The answer must consist of each line below that contains the string "state".

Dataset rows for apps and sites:
=== Begin Enclosure ===

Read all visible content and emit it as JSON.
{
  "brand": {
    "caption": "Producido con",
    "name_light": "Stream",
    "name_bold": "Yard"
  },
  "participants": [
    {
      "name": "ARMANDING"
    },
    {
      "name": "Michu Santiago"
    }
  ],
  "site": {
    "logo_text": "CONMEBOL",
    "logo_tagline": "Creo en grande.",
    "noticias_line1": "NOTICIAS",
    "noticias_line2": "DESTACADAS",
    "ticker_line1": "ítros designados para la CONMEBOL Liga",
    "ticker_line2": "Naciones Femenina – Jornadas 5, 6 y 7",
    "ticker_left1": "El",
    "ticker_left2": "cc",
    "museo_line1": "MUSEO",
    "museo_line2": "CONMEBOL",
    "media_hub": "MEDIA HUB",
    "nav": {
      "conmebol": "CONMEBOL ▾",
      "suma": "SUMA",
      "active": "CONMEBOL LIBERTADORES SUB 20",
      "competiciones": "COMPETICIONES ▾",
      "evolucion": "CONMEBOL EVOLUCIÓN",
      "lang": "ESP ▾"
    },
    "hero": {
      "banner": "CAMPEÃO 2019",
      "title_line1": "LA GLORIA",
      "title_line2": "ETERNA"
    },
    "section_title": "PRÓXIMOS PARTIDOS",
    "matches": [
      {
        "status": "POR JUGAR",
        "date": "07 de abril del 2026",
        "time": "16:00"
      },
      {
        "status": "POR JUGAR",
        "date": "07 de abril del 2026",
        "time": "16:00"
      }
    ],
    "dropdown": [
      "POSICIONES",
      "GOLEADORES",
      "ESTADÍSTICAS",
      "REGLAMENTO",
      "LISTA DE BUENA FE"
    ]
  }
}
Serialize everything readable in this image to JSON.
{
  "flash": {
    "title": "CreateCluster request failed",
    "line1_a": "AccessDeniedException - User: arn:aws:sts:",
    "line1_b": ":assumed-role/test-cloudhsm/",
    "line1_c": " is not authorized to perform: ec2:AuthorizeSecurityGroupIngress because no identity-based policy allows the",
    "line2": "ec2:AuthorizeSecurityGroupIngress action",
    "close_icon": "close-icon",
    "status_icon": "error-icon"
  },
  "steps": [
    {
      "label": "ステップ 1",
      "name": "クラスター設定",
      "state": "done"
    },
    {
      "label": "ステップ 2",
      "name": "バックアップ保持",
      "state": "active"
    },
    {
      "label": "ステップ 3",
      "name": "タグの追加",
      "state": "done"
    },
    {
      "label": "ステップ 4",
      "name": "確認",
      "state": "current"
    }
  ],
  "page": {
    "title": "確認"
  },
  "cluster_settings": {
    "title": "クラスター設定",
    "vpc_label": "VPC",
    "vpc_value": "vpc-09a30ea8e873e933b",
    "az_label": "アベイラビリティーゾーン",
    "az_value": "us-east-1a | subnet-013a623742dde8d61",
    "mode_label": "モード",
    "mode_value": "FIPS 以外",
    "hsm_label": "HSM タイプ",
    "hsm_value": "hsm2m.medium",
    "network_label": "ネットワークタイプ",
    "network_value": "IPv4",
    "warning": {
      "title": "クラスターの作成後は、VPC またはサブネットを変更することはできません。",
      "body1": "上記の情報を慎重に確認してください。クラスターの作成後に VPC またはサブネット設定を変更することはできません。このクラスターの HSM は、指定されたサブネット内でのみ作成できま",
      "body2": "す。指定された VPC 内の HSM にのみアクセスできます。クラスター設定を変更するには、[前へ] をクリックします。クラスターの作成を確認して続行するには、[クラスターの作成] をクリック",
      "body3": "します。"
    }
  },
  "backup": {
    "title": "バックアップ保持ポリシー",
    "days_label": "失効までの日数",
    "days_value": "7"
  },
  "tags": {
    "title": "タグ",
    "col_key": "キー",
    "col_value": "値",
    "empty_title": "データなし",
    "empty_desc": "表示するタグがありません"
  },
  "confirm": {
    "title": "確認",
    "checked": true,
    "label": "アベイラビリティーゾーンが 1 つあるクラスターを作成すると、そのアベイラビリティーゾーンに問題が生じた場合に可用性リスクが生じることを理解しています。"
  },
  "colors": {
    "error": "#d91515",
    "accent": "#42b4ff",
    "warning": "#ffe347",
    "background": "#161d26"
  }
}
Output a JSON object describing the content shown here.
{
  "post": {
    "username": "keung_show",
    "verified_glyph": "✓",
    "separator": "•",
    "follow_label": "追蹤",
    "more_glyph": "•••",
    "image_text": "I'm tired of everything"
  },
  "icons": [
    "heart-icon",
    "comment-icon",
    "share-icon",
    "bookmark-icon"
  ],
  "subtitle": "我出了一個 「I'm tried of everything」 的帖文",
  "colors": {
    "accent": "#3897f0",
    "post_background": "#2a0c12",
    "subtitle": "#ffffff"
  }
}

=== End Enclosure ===

Answer to this problem —
      "state": "done"
      "state": "active"
      "state": "done"
      "state": "current"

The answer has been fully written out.